DAY THREE: Monday, May 30, 1994
It feels like I only closed my eyes for a second when the alarm goes off. I get up, take a shower, and go upstairs for toast and pancakes. I'm still half asleep as I strain to wipe the cobwebs from my eyes. I sit with Dave, Randy, Don, and someone I thought was Don's sister until she gave him a big kiss on the lips! Man, I didn't know he and his sister were so close. I thought there were laws against that kind of thing. Boy, am I tired. We have to be at rehearsal at 9:30 a.m., so we decide to get there early. The only problem is the VW won't start. Don quickly fills the engine with motor oil and tries to start his VW again. This time it starts, but his steering column begins to smoke on the way to practice. We have our water bottles ready in case flames break out.
We arrive at rehearsal just in time and in one piece with two minutes to spare. We do horn ensemble rehearsal for a few hours. This is where we warm up for about an hour and play through some music on our horns. My playing chops -- lip muscles to create the buzz to play a brass instrument -- go "dead" again during the warmups, but doing this will make for a stronger player. Well, that's what Greg says. However, I can't play much when my chops decide to take a nap.
Our rehearsal is interrupted for a potluck lunch with the drum corps parents and alumni. I meet Don's girlfriend Christina, she's a long-haired brunette in the color guard. She seems to be really happy and smiles a lot. Ah, she's the one who kissed Don earlier in the morning during breakfast -- it wasn't his sister! I'm glad we got that cleared up. Lots of food, but unfortunately, we only have 45 minutes to scarf it down. Waiting in line for more than 30 minutes and finding a place to sit and eat in less than 10 minutes is apparently the norm here!
We play in horn arc for a more few hours. I'm late to practice so Falzarano tells me that I get the pleasure of running two laps after practice. No problem. I'll just quickly run two laps and be done with it.
We finish our ensemble rehearsal block and get a 15-minute break. We get some water and Mark Arnold says a few things to the parents while we form up again. We go through an actual show sequence where the announcer calls out the next corps to perform. Greg acts as the show announcer for today's exhibition.
"On the field from Denver, Colorado ... The Blue Knights!"
Staff and parents cheer loudly.
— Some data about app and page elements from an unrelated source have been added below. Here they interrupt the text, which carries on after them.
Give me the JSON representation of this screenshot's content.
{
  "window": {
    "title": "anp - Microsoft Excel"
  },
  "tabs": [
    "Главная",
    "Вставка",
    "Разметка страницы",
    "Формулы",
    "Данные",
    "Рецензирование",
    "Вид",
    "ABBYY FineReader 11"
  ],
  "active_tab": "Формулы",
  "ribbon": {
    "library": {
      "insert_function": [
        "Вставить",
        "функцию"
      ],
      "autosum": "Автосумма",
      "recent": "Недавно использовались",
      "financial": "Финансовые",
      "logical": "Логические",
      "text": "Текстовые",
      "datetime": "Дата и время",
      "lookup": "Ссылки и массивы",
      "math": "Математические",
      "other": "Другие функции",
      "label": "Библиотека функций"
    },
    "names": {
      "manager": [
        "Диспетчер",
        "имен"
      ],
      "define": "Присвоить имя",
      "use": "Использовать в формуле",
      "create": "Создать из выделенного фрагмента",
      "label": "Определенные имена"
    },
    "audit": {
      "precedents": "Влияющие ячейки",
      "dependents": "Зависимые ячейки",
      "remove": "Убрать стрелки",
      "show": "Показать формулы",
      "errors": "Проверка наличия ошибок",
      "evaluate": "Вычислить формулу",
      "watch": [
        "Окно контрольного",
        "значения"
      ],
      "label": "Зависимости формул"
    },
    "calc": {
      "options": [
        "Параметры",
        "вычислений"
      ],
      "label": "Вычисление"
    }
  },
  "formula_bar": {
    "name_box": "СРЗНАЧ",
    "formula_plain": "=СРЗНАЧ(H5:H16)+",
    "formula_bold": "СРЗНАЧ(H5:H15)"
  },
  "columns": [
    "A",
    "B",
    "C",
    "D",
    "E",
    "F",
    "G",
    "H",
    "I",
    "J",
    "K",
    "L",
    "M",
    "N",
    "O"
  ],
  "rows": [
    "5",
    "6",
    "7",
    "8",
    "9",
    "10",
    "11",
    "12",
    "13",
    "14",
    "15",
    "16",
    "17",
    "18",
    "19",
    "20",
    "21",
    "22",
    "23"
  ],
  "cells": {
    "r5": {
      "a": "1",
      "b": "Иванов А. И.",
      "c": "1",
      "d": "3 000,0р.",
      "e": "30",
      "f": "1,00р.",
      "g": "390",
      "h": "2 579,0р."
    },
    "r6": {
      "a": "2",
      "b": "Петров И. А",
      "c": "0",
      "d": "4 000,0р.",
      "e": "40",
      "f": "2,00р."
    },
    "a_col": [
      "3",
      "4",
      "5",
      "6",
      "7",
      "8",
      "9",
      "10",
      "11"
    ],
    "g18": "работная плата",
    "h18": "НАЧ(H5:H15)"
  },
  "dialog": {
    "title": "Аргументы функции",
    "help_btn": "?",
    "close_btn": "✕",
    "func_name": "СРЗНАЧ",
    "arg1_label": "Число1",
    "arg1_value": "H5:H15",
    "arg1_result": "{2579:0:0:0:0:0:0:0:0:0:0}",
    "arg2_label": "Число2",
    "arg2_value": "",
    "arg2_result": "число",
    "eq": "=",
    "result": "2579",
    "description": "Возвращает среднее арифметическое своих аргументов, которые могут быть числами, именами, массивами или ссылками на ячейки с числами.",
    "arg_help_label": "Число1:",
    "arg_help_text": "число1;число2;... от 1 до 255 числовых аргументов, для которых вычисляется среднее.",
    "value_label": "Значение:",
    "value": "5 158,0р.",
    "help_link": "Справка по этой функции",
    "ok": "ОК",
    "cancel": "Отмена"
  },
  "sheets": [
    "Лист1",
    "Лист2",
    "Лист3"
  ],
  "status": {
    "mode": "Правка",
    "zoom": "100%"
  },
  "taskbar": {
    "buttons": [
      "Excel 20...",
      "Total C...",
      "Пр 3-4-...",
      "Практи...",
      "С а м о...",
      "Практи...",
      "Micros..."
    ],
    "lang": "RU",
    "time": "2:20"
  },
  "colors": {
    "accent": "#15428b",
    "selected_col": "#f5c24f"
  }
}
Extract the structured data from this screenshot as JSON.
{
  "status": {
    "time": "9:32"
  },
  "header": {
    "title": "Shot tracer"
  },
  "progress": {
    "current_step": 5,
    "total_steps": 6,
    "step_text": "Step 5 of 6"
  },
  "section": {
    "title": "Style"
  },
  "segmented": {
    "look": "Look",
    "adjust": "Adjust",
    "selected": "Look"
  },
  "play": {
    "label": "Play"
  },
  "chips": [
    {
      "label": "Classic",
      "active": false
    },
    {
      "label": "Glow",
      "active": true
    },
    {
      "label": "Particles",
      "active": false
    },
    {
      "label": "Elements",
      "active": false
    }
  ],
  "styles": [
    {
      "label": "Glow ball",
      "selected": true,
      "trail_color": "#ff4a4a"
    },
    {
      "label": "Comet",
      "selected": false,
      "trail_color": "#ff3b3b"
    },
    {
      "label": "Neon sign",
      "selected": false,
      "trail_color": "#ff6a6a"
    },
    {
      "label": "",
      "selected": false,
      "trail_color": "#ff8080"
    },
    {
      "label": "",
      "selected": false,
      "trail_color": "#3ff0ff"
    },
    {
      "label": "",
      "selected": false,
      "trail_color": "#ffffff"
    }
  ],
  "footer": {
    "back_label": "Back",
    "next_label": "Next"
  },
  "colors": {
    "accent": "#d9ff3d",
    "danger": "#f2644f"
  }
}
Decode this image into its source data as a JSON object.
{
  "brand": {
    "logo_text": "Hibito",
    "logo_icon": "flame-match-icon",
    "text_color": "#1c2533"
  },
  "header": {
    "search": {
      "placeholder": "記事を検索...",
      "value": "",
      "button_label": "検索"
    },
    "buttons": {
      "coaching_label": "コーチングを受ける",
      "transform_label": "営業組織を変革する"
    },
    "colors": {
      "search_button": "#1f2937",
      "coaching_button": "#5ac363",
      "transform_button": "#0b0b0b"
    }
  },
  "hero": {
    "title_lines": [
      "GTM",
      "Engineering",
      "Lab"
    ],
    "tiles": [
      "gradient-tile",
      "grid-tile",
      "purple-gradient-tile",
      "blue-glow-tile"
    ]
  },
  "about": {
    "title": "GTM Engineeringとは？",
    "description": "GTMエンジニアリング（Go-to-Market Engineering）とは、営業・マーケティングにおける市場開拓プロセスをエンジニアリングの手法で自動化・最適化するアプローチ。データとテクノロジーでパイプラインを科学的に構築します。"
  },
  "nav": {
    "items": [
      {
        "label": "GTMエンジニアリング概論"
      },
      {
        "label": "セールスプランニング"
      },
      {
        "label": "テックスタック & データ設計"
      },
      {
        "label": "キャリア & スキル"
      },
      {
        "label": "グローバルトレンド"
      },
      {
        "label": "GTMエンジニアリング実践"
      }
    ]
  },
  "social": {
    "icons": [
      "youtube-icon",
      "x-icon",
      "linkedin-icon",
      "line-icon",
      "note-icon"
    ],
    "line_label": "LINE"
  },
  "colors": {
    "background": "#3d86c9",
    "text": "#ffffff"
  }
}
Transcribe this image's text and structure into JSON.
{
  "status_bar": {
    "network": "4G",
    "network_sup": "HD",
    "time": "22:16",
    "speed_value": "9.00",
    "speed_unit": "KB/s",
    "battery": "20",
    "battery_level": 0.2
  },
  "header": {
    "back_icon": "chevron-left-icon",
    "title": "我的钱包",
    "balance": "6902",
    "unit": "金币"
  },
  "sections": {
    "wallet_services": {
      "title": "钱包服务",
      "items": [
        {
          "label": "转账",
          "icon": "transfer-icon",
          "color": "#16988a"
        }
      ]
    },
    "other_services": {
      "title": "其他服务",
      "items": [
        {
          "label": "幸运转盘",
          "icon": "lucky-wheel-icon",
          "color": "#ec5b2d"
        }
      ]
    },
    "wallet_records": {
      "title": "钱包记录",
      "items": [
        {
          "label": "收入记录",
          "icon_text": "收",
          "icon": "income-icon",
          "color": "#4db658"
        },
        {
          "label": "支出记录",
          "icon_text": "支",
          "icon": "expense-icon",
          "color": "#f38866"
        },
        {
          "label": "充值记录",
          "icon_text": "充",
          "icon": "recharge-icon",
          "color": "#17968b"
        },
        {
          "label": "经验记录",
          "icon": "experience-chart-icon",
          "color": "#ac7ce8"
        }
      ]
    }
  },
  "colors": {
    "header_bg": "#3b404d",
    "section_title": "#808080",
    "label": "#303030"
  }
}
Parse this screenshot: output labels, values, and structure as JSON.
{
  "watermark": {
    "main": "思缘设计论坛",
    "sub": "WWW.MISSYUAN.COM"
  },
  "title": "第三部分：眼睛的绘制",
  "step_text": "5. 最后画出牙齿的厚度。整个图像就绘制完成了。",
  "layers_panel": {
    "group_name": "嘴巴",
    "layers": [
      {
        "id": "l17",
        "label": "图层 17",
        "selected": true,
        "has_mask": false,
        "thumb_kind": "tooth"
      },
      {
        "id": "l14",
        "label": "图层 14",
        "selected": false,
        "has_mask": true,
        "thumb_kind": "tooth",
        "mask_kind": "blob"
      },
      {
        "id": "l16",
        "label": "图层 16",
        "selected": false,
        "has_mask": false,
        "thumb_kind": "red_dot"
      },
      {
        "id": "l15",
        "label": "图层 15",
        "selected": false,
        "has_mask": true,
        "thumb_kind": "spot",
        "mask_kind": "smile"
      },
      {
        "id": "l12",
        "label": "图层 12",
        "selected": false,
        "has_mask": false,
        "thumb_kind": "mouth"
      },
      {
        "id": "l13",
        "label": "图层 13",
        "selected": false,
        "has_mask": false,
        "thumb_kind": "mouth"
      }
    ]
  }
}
"Drum Major Markie Dubois is your corps ready?"
Markie turns around and commands us to attention. He then faces the audience and salutes smartly.
"Blue Knights, you may now take the field in exhibition performance!"
On the drum major's cue, we stand and play -- also known as park and blow -- the opener “Trittico: Varition I,” and half of the ballad “Trittico: Variation II.” It probably isn't the best-sounding run through, but it sure was one of the loudest. The parents must have seen something behind us, because they take a few steps back when we begin playing. I'm too busy to see if the Jolly Green Giant came to stand behind us or maybe we're just playing really, really loud!
We finally break for dinner. Jason Guidry (baritone player) invites Dave and me to his house for dinner. We watch him perform on video at his high school's spring concert. This kid is amazing! He plays a variety of solos and features during the concert. Dave says he is a child prodigy like Doogie Howser, M.D. Guidry is pretty cool, funny, and smart, too. I'm glad I met him. After we get something to eat, Guidry drives Dave and I back to rehearsal for more drill and music practice on the field. We get the ballad pretty much finished up as far as learning where to go on the field.
Practice is over so I run my two laps around the football field for being late today, and it's probably the toughest two laps I have ever had to run. I'm still not used to the altitude yet. Mark Arnold talks about how we are improving by leaps and bounds. He says today the temperature hit a record high of 92 degrees Fahrenheit. We have 20 percent humidity and it is just ninety-two degrees? That's it? It's hot, but it didn't feel that hot. I guess coming from Florida this is nothing compared to nearly ninety percent humidity. He also mentions there are three more spots in the baritone section and one in the soprano section available and if we know anyone who would be interested in joining to be sure and let him know. He says that members don't need to be brass players (or percussion or color guard) to join. In fact, we have several members in nearly section that perform on a woodwind or other type of percussion instrument at their school. Right now, the only people I know are already members, so not much help on the recruiting effort. Afterward, I talk to Mark Arnold about trying for the mellophone solo and he gives me the music to learn.
I am going to practice every chance I get--I want that solo!